■ **Task item**
Extract every line from the records below that contains the word "this".

■ **Dataset excerpts**

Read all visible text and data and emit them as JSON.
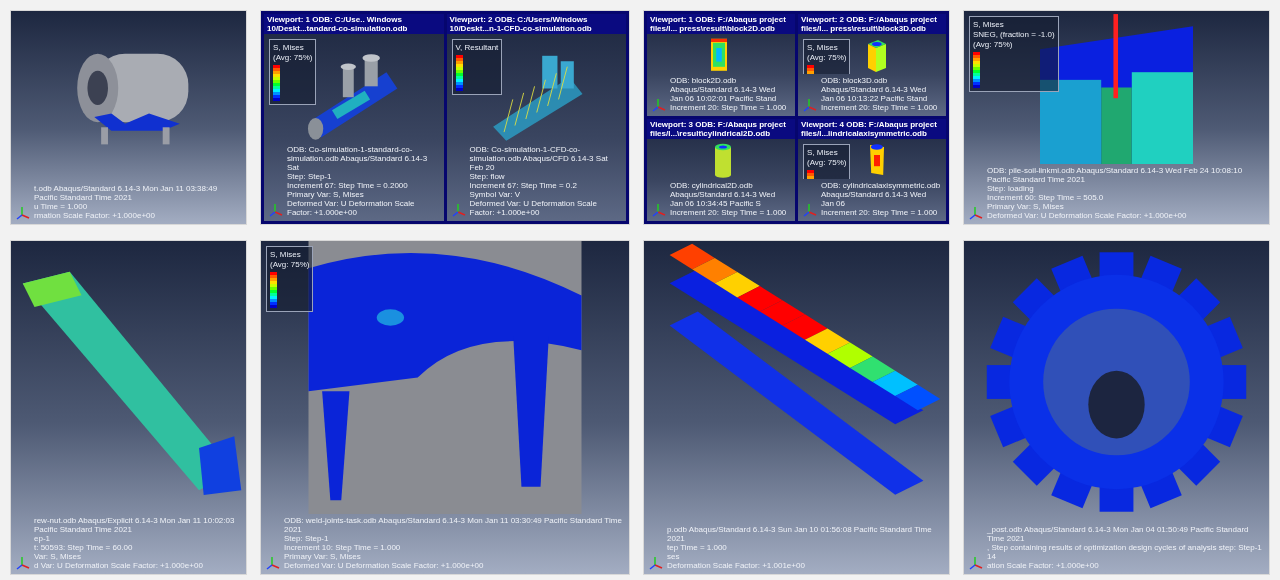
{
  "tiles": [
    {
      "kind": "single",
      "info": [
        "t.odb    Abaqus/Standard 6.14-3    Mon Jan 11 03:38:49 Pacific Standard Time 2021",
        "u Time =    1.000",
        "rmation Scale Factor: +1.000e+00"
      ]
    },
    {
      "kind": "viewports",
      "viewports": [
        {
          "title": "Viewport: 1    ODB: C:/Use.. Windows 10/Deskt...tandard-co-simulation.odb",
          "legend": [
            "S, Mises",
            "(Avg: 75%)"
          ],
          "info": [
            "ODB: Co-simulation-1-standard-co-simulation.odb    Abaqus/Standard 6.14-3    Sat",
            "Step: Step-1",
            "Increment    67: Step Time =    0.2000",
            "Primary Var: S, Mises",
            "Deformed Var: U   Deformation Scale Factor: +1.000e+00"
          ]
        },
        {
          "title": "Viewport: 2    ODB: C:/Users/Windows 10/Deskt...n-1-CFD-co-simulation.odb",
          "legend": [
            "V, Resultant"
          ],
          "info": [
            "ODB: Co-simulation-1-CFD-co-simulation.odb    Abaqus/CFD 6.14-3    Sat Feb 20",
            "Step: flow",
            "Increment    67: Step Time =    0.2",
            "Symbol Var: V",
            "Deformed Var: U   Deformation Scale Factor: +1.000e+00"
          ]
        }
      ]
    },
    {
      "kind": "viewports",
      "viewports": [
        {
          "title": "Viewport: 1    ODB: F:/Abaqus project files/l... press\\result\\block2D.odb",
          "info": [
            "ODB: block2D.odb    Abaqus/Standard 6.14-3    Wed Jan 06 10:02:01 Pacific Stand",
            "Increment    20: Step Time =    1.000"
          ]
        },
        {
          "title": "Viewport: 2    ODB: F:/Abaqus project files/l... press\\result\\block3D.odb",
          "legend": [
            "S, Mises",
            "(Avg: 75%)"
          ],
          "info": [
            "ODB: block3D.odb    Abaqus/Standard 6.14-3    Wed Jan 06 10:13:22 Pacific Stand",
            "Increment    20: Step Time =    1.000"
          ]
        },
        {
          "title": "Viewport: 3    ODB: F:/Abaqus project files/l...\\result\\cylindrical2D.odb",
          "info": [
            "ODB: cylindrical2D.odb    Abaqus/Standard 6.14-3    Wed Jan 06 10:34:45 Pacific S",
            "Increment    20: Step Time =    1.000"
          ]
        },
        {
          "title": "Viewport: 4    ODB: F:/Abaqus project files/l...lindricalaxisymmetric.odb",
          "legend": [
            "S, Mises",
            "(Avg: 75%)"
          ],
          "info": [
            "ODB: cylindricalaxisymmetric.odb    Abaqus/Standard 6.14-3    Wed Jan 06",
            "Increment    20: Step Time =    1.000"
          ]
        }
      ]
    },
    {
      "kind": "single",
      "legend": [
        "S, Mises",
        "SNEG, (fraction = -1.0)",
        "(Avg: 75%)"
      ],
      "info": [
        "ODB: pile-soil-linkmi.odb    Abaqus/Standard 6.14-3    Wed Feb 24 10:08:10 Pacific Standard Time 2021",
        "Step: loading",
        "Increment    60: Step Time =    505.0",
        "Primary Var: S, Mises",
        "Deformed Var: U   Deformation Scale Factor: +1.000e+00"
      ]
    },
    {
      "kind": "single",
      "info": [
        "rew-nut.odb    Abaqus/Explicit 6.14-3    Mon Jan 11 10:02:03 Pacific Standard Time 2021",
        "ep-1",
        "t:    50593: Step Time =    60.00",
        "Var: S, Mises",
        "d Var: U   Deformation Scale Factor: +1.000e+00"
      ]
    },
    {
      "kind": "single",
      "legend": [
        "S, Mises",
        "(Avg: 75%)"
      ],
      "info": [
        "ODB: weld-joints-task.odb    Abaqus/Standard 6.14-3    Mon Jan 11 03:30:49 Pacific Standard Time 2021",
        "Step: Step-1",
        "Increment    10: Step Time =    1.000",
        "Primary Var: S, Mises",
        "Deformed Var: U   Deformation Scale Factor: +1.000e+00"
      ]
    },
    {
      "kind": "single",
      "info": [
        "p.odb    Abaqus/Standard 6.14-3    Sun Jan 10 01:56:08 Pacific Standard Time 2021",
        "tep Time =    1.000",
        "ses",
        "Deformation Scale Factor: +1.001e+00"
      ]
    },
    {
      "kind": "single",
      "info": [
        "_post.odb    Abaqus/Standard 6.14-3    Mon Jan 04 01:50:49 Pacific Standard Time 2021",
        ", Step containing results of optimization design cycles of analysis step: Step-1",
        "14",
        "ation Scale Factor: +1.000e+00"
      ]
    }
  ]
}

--

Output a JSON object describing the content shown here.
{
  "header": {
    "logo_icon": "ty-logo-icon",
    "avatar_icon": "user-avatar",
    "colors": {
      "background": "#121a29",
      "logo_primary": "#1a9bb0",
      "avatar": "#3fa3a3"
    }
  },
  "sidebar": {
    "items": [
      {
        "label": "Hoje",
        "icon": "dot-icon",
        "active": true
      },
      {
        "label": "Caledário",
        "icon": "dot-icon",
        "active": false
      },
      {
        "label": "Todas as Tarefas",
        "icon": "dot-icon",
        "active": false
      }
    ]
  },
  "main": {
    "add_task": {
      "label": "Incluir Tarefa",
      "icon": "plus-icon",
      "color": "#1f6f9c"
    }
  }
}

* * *

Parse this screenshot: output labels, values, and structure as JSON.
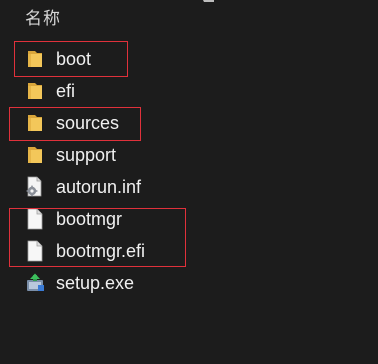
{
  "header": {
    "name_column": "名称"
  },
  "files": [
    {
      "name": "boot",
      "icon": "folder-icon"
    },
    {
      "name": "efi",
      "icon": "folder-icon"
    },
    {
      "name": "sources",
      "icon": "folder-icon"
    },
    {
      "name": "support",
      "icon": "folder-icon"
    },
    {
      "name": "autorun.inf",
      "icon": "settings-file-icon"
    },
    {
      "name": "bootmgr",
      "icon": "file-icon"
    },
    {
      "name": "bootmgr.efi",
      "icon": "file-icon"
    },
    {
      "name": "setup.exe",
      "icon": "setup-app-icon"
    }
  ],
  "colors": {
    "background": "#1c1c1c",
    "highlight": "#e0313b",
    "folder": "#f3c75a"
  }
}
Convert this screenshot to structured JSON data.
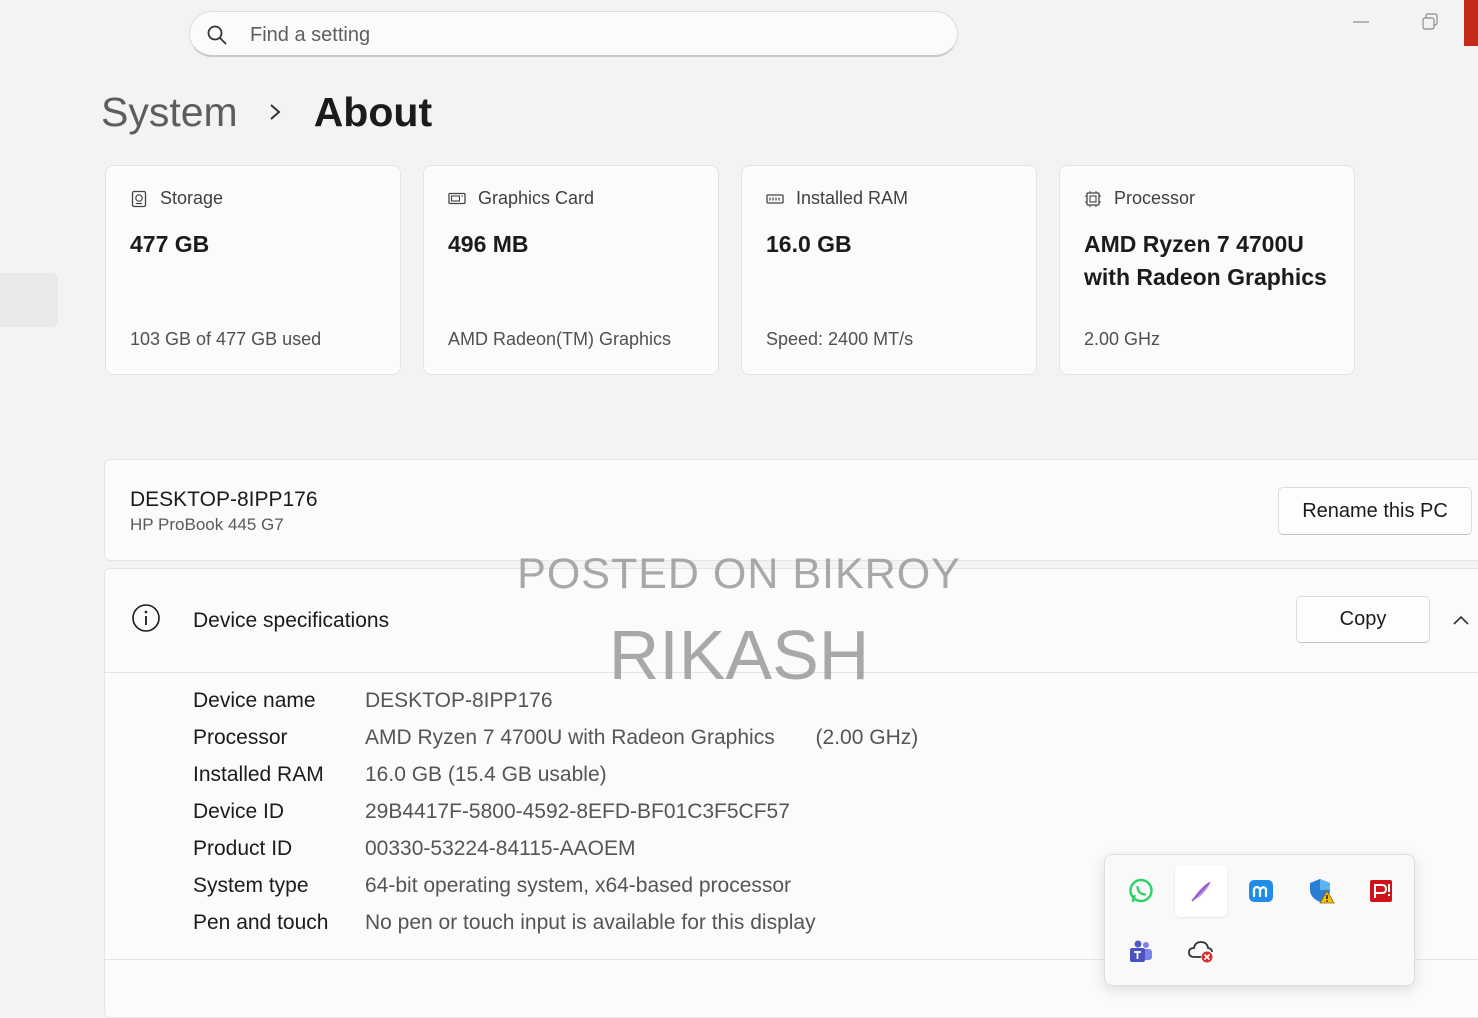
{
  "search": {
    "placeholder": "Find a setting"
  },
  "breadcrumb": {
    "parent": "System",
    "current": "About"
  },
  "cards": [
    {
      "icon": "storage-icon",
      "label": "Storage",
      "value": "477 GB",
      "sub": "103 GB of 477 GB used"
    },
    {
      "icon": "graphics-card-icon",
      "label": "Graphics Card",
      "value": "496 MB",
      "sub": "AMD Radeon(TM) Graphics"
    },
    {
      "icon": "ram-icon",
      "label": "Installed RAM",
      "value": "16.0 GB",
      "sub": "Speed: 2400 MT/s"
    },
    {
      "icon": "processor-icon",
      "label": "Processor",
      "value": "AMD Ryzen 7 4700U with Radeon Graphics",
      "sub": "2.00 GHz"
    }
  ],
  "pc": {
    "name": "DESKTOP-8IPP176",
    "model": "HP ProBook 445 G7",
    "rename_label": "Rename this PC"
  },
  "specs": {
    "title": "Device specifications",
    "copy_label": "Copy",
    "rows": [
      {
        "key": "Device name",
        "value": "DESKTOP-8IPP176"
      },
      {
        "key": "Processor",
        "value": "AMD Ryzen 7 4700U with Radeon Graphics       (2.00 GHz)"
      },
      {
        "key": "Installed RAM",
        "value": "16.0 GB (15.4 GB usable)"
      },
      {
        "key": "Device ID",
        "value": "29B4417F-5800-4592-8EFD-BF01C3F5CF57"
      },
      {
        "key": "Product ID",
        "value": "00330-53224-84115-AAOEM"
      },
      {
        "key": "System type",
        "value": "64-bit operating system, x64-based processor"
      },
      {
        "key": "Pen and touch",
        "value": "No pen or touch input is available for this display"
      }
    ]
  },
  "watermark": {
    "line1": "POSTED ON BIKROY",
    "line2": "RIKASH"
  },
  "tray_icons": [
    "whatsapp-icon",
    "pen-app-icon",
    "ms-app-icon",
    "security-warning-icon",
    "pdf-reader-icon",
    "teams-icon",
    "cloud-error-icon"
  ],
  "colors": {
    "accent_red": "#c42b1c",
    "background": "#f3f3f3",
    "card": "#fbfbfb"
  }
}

■ **Output of the exercise**
Parse this screenshot: output labels, values, and structure as JSON.
Convert this screenshot to structured JSON data.
    "rename_label": "Rename this PC"
        "value": "No pen or touch input is available for this display"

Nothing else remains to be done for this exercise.